Input
┌──

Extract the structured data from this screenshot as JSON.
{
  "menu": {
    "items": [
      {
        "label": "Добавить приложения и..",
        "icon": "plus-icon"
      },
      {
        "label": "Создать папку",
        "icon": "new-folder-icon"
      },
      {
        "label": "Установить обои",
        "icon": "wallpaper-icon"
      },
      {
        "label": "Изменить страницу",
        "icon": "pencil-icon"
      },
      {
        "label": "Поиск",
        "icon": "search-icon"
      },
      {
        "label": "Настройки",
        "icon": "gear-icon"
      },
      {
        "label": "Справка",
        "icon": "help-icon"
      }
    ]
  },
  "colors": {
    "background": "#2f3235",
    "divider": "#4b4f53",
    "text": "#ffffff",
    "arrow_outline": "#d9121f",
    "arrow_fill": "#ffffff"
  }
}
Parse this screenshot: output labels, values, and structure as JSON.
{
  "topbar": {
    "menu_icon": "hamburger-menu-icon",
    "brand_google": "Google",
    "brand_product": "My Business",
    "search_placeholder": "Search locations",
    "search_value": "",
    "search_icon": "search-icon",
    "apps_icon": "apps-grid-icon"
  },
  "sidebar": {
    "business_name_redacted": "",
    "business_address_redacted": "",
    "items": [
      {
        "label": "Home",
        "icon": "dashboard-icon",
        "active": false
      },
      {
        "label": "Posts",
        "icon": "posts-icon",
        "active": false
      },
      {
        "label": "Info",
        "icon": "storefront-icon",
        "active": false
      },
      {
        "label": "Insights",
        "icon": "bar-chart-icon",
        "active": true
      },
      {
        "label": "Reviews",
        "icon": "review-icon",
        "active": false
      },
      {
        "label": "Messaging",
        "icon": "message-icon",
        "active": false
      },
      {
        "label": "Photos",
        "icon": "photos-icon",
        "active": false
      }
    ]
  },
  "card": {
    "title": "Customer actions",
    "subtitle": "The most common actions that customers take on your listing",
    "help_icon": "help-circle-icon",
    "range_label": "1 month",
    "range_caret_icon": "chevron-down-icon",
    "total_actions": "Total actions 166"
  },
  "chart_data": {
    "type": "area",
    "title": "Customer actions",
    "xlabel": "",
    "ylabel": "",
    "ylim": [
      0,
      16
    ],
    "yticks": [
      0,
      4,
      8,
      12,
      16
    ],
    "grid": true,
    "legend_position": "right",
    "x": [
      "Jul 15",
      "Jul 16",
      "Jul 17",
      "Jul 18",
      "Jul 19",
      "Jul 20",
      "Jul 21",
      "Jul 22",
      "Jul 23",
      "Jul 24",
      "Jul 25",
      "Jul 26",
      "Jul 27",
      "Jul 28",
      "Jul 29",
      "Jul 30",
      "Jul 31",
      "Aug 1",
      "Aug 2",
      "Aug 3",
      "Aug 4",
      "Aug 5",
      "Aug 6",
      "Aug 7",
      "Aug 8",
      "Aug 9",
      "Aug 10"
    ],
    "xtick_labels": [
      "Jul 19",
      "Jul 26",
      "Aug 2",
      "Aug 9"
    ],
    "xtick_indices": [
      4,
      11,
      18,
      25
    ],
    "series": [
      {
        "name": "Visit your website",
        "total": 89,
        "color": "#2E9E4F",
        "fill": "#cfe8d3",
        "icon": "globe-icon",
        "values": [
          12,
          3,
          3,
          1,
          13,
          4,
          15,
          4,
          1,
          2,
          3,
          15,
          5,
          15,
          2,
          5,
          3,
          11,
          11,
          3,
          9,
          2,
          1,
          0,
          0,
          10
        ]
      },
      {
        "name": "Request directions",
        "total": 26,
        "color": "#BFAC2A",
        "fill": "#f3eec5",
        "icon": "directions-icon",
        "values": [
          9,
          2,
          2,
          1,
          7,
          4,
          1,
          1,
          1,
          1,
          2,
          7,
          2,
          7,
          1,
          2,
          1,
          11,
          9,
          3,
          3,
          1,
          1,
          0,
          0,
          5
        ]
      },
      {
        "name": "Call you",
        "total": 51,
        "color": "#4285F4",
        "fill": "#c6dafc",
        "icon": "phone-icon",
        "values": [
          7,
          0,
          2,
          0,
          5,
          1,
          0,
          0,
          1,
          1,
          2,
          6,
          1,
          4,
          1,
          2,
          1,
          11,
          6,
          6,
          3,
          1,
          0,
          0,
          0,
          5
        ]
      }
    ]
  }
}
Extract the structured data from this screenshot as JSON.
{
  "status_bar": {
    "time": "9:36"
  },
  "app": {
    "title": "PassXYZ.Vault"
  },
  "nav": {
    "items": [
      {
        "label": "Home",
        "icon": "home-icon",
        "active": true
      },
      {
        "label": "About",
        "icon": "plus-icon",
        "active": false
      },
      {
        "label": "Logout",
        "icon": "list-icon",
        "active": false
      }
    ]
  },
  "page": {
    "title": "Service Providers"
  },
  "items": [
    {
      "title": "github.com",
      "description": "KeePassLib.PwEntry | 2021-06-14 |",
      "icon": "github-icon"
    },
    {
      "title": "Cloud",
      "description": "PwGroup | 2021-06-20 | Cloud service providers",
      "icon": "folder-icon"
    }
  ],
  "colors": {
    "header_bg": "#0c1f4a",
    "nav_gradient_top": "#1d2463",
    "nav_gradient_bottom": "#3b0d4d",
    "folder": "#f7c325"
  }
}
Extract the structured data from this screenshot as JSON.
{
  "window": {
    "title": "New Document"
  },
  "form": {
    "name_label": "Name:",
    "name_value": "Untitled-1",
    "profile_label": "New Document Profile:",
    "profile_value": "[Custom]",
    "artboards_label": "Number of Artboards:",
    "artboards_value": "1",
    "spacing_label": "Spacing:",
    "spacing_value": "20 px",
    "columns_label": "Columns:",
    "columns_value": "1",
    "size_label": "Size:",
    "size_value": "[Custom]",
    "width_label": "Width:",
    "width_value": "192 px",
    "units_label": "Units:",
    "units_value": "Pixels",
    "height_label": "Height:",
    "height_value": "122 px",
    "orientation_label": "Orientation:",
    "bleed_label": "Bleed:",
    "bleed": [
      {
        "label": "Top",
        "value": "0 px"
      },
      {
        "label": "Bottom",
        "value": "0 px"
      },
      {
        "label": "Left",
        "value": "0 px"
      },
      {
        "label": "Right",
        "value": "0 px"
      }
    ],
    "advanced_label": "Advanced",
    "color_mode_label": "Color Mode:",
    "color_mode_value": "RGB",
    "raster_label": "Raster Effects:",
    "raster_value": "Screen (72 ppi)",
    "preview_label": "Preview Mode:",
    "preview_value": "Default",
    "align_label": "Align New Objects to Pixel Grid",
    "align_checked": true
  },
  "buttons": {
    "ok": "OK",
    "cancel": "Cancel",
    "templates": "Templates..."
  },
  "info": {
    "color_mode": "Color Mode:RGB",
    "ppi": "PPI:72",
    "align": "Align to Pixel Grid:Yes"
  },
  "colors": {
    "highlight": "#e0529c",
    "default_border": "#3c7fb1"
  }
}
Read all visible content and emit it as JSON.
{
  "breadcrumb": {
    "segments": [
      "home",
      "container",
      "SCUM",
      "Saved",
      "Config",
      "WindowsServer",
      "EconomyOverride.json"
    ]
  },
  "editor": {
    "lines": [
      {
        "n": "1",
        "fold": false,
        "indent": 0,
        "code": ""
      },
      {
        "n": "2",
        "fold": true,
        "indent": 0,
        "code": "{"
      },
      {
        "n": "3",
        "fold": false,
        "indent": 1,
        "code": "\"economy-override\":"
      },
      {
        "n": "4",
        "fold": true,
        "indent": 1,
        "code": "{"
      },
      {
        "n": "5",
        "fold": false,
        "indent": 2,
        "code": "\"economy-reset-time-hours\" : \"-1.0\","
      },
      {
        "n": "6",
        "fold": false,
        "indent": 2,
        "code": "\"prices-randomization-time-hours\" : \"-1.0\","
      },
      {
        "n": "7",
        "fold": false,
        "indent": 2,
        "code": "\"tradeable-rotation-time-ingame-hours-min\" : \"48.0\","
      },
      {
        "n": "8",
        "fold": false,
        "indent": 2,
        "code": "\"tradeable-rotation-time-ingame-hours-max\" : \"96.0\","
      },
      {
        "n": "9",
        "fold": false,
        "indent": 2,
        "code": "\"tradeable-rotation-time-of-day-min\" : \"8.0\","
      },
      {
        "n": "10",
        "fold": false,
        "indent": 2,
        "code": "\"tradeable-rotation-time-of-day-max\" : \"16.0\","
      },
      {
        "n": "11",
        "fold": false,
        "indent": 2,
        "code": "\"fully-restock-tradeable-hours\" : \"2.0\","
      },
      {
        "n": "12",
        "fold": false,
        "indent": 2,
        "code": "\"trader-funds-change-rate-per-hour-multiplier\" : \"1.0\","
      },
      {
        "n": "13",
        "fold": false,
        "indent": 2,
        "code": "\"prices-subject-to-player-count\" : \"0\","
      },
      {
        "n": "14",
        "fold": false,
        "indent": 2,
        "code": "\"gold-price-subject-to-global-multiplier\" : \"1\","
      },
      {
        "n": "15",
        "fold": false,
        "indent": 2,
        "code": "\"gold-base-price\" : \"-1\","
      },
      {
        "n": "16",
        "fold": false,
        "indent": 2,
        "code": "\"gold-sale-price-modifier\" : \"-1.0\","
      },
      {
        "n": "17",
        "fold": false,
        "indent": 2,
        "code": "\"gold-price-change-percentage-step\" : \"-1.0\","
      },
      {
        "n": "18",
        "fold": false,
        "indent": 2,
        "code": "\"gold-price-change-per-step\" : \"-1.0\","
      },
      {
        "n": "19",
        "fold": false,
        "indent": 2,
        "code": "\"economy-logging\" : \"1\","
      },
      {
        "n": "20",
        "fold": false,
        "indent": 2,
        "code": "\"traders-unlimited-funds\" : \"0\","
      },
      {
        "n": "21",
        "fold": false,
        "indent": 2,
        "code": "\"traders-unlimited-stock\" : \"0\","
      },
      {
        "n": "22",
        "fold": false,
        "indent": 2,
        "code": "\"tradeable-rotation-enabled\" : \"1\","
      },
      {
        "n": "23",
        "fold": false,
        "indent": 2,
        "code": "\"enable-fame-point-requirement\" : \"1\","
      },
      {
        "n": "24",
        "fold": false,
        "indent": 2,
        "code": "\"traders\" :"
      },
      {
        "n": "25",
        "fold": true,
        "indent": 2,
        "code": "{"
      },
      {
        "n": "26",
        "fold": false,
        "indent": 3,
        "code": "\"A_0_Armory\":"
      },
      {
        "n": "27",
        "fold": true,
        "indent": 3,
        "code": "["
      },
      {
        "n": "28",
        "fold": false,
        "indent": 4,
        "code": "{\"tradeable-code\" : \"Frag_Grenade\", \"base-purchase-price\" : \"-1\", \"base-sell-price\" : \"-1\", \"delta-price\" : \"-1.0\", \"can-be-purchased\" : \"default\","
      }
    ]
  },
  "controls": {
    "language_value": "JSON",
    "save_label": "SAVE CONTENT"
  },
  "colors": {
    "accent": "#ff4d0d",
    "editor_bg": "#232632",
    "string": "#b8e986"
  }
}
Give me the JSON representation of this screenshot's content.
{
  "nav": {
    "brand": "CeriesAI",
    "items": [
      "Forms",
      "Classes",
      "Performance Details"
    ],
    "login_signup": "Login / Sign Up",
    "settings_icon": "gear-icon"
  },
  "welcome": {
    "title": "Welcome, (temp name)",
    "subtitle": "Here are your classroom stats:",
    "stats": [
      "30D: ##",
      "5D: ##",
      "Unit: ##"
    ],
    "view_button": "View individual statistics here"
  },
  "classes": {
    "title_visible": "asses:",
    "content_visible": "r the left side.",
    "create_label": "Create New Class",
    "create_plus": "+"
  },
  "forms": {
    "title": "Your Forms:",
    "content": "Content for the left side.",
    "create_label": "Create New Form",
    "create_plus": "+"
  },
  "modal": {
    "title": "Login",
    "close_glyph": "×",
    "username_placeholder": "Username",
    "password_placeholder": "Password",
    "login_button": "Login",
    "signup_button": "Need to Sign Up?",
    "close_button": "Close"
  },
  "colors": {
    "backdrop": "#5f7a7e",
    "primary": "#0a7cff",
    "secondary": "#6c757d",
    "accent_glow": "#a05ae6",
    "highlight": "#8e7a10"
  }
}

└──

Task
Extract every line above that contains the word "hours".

Answer box
        "code": "\"economy-reset-time-hours\" : \"-1.0\","
        "code": "\"prices-randomization-time-hours\" : \"-1.0\","
        "code": "\"tradeable-rotation-time-ingame-hours-min\" : \"48.0\","
        "code": "\"tradeable-rotation-time-ingame-hours-max\" : \"96.0\","
        "code": "\"fully-restock-tradeable-hours\" : \"2.0\","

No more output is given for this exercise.